_Recorded information:_
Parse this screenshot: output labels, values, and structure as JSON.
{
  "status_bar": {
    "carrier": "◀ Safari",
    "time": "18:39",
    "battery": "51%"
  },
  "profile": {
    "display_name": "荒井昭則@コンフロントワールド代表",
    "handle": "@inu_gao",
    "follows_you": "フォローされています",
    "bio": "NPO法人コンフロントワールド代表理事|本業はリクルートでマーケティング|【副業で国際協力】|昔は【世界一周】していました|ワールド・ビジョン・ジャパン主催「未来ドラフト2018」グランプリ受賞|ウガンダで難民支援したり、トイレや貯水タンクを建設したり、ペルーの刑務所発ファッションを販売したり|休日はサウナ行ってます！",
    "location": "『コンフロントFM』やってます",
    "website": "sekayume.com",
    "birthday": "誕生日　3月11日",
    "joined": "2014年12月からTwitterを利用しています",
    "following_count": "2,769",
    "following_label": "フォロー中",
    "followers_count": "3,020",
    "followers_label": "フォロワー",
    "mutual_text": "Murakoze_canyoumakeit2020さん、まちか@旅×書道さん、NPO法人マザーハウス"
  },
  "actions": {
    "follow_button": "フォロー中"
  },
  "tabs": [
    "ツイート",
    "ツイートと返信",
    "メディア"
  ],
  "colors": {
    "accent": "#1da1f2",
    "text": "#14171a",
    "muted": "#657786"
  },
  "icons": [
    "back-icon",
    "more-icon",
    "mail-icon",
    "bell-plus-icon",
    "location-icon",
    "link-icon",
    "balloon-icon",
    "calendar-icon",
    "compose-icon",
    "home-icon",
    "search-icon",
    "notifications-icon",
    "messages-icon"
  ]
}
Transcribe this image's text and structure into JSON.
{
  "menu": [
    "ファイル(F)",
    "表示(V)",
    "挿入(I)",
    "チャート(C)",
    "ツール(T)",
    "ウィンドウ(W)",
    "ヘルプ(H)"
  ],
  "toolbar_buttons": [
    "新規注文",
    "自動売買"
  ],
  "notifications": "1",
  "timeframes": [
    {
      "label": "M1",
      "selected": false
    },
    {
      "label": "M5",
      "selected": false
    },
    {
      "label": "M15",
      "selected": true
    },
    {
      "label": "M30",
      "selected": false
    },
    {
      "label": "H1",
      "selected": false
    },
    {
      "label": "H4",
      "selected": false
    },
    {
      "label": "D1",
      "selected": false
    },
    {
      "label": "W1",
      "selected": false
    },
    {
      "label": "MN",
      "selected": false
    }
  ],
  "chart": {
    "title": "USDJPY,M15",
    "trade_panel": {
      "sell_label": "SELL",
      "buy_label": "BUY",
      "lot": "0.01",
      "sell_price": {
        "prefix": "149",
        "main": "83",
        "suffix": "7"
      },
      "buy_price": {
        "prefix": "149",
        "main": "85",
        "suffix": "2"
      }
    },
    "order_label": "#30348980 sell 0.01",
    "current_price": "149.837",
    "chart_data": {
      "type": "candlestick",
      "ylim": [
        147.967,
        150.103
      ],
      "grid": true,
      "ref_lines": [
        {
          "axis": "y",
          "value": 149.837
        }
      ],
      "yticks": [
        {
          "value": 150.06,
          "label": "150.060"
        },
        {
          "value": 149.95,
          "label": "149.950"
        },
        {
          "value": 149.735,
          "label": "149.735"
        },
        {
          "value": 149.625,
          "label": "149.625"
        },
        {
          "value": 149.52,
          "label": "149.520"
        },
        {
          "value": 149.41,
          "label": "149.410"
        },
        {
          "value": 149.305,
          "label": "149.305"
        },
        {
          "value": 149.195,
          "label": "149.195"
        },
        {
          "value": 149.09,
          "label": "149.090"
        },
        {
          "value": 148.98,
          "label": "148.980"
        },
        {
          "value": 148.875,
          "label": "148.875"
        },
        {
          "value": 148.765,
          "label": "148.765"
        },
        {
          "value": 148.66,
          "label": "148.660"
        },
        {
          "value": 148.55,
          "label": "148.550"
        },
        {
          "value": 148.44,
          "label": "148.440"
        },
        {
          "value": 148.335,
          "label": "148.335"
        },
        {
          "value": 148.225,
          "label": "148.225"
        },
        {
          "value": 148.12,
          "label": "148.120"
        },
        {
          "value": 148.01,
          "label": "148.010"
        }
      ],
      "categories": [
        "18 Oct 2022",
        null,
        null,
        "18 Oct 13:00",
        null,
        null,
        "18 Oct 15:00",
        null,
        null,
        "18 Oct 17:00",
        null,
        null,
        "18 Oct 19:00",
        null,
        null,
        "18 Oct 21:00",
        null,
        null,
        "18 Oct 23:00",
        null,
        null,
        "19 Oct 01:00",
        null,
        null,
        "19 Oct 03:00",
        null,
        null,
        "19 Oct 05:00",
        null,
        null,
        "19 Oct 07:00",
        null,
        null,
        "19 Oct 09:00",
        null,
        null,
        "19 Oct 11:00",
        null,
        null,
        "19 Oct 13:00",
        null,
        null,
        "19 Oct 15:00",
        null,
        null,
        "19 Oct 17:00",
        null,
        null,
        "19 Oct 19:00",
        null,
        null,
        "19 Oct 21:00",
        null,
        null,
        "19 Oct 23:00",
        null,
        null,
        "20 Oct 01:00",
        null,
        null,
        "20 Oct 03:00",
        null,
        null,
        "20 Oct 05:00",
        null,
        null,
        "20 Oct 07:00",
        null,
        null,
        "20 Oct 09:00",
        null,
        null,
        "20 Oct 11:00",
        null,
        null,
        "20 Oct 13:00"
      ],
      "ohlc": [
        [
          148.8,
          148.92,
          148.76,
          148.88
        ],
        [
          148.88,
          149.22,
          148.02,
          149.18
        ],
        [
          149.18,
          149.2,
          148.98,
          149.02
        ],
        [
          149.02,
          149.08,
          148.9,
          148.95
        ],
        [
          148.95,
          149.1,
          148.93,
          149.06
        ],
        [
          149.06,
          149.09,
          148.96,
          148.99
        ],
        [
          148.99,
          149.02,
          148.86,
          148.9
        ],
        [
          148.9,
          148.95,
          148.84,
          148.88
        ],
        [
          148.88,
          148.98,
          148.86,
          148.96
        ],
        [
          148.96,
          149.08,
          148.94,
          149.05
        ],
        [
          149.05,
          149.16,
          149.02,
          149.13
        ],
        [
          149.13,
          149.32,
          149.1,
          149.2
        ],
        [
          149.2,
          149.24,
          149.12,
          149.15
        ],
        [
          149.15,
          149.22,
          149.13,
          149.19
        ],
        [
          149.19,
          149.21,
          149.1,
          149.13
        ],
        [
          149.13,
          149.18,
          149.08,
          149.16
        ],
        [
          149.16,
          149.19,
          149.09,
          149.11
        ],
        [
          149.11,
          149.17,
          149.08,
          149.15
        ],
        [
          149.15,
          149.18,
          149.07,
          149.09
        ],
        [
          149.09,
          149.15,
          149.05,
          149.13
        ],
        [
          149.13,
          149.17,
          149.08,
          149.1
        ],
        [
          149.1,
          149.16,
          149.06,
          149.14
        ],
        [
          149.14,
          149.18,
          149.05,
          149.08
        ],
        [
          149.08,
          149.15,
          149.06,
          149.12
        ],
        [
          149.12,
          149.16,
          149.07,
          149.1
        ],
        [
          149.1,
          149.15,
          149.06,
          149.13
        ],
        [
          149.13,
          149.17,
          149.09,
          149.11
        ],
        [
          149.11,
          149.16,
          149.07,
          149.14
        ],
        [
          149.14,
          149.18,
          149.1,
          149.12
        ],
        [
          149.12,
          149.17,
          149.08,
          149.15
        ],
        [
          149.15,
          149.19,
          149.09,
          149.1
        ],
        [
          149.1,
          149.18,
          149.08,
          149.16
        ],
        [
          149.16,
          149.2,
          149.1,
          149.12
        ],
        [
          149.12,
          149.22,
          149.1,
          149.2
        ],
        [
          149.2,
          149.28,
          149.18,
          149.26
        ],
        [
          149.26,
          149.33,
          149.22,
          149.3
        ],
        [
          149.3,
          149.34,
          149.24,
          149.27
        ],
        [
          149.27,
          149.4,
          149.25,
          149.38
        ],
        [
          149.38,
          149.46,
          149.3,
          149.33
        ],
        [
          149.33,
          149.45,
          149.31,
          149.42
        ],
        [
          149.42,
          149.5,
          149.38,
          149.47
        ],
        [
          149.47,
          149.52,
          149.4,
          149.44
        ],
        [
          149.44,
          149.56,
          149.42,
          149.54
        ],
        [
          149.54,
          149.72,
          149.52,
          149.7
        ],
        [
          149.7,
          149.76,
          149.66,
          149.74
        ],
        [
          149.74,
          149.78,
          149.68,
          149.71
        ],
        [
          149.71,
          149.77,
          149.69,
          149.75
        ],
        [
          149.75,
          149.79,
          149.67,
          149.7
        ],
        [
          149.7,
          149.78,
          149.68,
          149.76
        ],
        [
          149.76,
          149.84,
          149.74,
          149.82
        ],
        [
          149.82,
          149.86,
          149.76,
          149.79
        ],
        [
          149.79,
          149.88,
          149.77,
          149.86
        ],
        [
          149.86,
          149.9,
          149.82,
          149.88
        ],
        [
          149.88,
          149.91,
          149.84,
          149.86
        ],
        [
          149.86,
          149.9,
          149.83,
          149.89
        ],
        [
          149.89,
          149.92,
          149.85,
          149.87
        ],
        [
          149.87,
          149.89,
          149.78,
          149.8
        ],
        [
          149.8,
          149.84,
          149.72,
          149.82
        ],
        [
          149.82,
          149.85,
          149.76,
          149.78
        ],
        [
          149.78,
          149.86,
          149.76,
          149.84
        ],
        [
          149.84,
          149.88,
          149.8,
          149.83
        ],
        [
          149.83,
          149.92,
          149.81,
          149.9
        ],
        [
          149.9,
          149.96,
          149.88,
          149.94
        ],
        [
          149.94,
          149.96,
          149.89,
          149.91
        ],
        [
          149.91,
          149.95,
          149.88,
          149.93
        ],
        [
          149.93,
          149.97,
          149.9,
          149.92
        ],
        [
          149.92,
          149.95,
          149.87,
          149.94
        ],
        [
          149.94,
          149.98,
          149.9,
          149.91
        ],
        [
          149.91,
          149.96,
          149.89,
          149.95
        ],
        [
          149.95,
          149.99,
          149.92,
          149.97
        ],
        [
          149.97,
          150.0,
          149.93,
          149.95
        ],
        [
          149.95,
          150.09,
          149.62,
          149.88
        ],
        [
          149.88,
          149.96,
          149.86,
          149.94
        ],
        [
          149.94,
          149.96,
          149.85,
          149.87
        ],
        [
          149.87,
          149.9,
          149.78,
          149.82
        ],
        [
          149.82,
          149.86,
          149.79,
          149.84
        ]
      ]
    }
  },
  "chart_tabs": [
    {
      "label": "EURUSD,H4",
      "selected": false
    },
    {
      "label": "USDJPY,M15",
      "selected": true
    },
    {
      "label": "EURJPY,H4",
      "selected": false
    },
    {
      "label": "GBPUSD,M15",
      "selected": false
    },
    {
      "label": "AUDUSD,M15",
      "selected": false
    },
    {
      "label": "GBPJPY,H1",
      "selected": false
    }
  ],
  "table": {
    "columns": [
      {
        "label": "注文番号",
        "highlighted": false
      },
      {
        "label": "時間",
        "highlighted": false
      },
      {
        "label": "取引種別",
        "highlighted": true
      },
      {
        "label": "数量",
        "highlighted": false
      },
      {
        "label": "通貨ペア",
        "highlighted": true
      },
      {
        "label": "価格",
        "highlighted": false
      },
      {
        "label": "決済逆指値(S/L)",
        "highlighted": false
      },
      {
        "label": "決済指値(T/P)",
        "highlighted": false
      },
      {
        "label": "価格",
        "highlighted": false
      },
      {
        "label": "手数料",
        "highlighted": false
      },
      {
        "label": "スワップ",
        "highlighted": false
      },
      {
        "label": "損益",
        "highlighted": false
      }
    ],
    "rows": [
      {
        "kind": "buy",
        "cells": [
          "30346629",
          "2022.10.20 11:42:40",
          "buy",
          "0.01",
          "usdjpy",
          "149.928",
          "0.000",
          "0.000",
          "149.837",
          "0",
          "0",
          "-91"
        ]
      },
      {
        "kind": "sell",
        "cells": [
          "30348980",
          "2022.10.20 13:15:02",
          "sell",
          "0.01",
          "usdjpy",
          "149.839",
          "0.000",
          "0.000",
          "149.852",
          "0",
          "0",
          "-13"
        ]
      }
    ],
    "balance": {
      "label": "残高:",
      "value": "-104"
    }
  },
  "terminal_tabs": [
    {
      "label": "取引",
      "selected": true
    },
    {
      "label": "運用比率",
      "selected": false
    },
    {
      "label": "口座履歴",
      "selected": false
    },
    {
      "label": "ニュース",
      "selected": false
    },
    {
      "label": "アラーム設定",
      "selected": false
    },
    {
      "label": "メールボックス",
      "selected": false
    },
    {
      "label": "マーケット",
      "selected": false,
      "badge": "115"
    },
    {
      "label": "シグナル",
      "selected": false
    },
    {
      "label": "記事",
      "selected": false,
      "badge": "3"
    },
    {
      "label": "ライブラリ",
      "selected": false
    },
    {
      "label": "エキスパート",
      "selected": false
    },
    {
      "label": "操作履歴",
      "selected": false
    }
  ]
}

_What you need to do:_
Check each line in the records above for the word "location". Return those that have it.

_Task result:_
    "location": "『コンフロントFM』やってます",
    "location-icon",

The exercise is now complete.